*What needs to be done:*
Copy out every line of the listing in which "JSON" appears.

*Data to process:*
[Start of Attachment]
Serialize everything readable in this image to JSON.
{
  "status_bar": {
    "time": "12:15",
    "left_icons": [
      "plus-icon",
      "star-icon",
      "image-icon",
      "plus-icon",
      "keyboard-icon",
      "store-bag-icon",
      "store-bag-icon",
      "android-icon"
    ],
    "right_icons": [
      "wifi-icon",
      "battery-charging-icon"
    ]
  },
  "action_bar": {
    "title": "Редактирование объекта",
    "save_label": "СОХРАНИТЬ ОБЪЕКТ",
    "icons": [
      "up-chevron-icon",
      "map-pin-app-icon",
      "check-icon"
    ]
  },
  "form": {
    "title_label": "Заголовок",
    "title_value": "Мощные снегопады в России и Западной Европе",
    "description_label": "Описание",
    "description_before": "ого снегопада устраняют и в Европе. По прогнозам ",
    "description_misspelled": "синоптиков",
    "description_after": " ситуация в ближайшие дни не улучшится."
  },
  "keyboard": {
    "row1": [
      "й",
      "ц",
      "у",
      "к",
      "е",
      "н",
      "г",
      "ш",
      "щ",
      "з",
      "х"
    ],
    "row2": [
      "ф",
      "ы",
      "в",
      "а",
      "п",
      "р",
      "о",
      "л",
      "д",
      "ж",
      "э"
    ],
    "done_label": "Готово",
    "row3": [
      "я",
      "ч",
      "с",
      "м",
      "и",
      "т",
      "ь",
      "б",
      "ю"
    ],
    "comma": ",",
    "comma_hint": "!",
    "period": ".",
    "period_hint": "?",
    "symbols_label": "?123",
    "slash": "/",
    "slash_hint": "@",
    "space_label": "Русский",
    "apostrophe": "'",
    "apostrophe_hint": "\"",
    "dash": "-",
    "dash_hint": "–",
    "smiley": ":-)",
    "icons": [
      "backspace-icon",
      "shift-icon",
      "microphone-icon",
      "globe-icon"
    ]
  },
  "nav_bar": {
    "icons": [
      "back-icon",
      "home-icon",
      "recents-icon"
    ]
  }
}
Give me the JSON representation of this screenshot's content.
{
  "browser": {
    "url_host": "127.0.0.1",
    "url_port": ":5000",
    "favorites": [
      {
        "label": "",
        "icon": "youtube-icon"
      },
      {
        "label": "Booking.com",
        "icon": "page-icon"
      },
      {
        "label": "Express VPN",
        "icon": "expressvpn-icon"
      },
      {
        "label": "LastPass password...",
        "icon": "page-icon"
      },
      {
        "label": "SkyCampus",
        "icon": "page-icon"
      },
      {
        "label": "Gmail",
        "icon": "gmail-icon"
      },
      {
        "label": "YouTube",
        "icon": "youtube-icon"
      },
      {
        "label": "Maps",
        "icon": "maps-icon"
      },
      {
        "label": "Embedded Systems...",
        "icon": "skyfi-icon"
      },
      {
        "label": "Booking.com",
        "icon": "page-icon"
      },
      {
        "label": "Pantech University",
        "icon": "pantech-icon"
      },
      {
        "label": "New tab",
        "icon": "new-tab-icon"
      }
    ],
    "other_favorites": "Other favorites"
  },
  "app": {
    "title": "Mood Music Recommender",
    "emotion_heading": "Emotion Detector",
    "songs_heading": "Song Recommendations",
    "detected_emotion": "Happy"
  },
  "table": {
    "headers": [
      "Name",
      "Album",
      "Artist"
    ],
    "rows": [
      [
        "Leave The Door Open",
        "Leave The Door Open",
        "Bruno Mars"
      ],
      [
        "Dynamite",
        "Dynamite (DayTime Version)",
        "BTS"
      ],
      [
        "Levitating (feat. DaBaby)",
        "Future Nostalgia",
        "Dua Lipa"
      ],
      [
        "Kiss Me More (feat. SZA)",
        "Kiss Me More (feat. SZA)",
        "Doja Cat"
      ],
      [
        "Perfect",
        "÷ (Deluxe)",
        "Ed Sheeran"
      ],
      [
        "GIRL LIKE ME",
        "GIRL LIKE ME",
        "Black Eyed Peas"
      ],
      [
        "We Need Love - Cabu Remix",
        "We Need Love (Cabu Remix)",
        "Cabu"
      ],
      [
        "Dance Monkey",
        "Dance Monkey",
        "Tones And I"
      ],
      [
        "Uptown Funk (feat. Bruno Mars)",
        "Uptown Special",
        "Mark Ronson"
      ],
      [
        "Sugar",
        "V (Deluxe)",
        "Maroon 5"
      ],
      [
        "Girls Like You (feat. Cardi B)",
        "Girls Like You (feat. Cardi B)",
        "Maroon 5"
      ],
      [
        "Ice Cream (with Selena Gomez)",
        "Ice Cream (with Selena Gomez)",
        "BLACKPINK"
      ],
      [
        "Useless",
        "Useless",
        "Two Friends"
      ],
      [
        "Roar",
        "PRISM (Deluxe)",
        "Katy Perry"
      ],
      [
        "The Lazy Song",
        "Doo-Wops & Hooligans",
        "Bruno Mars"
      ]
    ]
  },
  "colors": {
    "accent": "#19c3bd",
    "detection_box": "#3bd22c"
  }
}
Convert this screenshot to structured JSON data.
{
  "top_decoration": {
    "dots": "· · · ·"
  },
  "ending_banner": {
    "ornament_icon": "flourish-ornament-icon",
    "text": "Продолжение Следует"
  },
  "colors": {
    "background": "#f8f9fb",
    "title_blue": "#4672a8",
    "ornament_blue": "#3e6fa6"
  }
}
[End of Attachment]
*Completed exercise:*
Serialize everything readable in this image to JSON.
Give me the JSON representation of this screenshot's content.
Convert this screenshot to structured JSON data.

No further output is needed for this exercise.